Vilify them as you might, search engines drive traffic. Time and again, I read how most users locate information by search. In fact, they frequently search for a trusted site rather than typing in its URL or bookmarking it. Search has become the gateway to information for the vast majority of digital content consumers. Even within organizations, where information professionals carefully amass vetted (and pricy) collections of the finest works, they often find their users out trolling the open web to find what they want, then coming to them with a request to purchase access if that must-have piece of info is fee-based.
So if you can’t be searched, you can’t be found. The very finest content in all the land will not find its way to a perfect union with an eligible content user if it sits idling away behind castle walls.
This is more than a theory. Today, I learned that Life-sciences publisher CABI and Semantico, a provider of services and technology for online publishing, announced the completion of a project to open a large number of CAB Direct’s life sciences abstracts to the Google search engine. The immediate effect has been to more than double the usage of the CAB Direct platform.
Google can now fully search and index the abstracts, making them findable for millions more readers.

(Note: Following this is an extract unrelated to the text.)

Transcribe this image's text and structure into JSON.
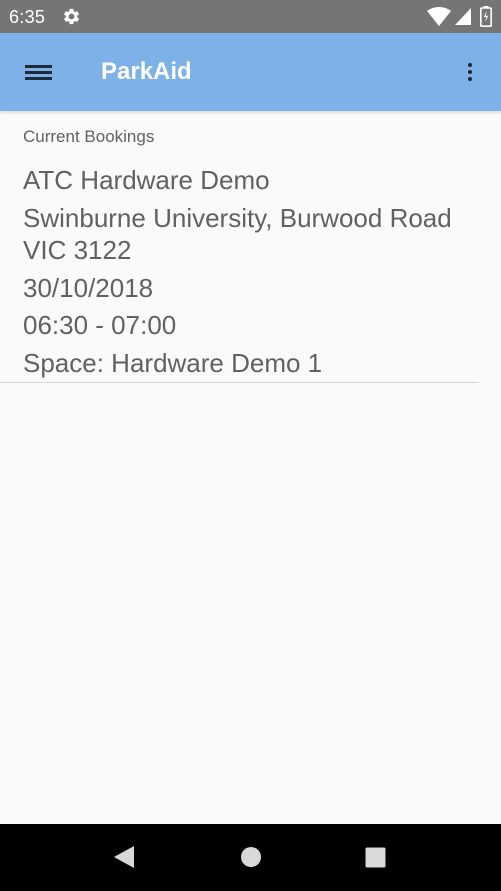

The platform recognizes when a user has accessed the site via Google and will allow them to view a defined amount of content for free before prompting them to log in, if their institution already has a subscription to the site, or suggesting that they register as an individual user for access to the full content.
Andrea Powell, Executive Director, Publishing, CABI said that “Usage levels on CAB Direct have already more than doubled, and we expect that we will shortly see an increase in subscriptions.” Playing well with search has attracted the attention of new customers and also increased usage by existing ones.
Sure, every publisher (and info pro) who invests in the creation and curation of great content wants to believe that the masses will beat a path to their door, and only enter there-lest they be denied the glory of what lies locked within. But the road to content commerce is in large part travelled by search and building models based on this reality—not digital revisionist fairy tales.